A Mo. Senate committee hears testimony on legislation designed to address the Mo. Supreme Court's ruling in Turner v. Clayton, allowing students from unaccredited districts to transfer to adjacent accredited ones.
Legislation that’s designed to stop a potential mass exodus of students from unaccredited schools in St. Louis and Kansas City to nearby suburban schools was heard Tuesday before a Missouri Senate committee.
The bill’s provisions include scholarships for kids in unaccredited public schools to attend private schools, and it would allow accredited schools to open charter schools in unaccredited districts. Tina Hardin of St. Louis spoke in favor of the bill. Her son was accepted into a Catholic school, but says she can’t afford to send him there.
Missouri lawmakers will again push legislation aimed at preventing an exodus of Kansas City and St. Louis students from their failing schools and overwhelming neighboring districts.
The Missouri Supreme Court ruled last year that students living in unaccredited districts are owed free transfers and that accredited schools must take the students. The courts continue to work out the details.
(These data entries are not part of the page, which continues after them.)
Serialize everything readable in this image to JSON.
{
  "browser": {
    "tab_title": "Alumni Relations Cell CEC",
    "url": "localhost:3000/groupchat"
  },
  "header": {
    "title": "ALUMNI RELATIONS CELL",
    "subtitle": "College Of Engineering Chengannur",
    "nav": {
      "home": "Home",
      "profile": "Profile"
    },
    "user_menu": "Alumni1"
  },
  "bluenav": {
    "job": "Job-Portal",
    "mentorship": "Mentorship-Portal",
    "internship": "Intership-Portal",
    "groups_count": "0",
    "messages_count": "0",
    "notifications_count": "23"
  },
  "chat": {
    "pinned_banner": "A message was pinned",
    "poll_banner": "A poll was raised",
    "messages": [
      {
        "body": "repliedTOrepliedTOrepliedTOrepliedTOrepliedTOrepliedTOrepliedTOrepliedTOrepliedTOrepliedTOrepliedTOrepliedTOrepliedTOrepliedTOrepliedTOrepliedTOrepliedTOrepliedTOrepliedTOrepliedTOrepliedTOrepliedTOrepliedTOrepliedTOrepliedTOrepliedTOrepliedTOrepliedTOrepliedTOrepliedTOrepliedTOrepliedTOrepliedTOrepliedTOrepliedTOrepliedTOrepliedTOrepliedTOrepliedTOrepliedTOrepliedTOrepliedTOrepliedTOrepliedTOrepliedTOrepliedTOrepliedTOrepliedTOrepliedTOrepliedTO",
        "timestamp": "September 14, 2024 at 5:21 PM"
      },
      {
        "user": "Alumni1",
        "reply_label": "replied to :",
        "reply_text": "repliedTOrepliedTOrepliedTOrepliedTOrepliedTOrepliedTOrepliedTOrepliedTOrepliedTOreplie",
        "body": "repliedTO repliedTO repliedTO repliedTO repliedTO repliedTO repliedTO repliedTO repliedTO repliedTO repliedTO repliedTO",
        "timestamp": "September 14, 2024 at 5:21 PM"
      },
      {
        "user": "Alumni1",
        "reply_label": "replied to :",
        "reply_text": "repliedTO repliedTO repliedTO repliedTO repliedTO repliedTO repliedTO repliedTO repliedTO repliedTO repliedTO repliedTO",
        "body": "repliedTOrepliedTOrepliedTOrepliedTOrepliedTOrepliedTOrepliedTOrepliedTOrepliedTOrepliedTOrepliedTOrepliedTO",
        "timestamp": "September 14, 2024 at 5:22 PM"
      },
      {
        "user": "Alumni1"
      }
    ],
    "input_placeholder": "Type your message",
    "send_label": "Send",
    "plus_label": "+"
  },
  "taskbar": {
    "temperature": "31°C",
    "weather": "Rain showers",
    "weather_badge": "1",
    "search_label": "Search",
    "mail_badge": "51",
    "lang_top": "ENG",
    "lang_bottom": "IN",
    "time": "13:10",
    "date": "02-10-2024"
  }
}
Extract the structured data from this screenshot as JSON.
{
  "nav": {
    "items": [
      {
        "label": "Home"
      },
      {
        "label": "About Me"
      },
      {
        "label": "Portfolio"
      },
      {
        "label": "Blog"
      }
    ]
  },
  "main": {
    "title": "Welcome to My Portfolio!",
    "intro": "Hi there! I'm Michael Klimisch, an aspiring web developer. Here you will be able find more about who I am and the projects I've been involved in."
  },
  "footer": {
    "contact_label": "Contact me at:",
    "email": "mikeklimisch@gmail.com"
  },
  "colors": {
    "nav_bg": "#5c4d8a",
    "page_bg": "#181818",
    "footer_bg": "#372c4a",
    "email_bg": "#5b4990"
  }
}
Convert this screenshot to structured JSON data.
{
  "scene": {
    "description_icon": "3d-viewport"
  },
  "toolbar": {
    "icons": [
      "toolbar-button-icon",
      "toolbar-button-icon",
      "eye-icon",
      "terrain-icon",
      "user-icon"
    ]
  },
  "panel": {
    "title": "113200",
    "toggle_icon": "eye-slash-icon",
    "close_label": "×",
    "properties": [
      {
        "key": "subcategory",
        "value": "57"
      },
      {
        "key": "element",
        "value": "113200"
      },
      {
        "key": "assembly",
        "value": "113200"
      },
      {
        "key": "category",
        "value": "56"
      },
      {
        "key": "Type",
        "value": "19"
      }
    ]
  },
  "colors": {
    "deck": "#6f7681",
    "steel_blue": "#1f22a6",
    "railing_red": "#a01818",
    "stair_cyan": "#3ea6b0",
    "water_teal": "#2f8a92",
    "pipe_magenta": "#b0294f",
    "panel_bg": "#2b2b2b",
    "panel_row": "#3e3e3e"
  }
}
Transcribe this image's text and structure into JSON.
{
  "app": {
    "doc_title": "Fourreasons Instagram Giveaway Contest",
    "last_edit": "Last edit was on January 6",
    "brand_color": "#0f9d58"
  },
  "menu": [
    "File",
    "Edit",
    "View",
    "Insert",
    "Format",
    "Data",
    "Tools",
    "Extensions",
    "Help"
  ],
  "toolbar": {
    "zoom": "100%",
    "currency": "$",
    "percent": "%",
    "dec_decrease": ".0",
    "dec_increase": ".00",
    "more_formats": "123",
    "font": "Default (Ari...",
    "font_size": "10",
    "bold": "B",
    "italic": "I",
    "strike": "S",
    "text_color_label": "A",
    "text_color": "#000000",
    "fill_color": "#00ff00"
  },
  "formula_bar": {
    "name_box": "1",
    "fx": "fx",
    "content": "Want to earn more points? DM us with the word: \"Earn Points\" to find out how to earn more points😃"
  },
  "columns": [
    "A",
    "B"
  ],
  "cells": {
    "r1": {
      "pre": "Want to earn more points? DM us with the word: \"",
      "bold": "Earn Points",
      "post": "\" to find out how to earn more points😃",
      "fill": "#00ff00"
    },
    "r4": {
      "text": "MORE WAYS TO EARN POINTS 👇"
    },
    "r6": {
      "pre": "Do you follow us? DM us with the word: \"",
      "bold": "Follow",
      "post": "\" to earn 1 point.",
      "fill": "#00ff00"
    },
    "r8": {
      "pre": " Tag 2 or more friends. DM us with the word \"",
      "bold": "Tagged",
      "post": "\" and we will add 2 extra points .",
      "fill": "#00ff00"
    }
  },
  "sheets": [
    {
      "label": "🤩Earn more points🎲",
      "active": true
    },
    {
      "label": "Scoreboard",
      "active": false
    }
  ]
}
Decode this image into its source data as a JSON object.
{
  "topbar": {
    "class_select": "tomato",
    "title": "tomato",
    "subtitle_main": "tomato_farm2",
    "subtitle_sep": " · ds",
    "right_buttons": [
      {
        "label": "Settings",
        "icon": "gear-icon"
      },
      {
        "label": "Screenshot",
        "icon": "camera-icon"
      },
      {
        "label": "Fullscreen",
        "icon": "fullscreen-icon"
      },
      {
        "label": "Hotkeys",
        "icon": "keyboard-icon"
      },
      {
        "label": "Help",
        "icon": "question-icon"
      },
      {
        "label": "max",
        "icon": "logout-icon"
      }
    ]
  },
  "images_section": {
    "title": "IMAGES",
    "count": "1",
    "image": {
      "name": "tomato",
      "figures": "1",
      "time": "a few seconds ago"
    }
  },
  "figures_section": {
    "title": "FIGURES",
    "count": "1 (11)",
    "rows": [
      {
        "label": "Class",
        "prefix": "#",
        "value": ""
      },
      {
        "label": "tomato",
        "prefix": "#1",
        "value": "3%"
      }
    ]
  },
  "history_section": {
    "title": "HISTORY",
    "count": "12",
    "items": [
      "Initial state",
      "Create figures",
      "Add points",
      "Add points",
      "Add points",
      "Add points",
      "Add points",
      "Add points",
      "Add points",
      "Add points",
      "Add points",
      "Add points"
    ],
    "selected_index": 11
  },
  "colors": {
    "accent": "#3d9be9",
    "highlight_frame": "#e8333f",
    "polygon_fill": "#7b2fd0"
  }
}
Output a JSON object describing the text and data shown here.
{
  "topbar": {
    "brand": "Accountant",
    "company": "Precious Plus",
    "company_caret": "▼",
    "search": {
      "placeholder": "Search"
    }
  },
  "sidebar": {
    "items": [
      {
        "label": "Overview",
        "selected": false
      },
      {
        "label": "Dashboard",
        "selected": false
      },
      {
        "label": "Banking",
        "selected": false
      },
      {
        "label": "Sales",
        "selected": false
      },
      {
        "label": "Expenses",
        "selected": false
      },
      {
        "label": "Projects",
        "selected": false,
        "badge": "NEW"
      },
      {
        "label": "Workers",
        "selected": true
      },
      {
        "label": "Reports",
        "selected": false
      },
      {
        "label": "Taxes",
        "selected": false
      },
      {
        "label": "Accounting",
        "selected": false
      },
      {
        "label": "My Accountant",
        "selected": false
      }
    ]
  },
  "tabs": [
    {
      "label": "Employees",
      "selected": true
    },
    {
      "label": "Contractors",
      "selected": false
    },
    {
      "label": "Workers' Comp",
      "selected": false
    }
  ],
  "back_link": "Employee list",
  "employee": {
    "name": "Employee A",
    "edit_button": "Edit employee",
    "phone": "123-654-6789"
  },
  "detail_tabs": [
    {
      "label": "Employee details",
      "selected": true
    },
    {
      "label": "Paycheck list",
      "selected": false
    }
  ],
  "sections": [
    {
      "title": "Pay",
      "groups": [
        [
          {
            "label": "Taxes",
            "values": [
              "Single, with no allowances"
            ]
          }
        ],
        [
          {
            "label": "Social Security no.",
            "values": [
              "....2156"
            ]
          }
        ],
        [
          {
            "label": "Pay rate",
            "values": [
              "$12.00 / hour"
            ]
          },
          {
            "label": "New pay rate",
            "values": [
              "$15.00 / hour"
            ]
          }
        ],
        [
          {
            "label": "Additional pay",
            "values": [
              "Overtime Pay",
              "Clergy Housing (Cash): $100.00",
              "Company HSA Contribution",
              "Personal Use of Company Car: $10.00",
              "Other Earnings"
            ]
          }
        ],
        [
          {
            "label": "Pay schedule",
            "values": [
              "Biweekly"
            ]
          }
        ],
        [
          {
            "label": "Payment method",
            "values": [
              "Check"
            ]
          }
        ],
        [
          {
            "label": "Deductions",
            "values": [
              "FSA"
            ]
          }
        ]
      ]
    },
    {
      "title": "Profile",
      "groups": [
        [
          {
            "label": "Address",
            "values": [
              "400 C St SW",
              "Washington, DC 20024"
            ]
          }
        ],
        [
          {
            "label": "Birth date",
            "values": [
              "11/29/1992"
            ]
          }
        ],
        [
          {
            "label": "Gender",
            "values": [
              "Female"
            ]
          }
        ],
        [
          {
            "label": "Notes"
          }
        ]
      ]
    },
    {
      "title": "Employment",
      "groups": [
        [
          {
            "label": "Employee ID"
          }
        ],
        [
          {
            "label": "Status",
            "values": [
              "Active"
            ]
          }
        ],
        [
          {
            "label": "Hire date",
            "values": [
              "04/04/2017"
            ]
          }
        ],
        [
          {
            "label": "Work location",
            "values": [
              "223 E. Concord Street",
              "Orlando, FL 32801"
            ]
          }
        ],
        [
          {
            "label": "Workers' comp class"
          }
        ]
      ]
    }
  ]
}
A state legislative committee heard testimony today on what options should be considered for students enrolled at unaccredited schools in Missouri. It’s part of another effort to address a recent State Supreme Court ruling.
Turner v. Clayton affirmed that students not only have the right to transfer away from an unaccredited school district, but that the failing district has to pick up the tab. State and local officials fear it could lead to a mass exodus from schools in St. Louis, Kansas City and Riverview Gardens.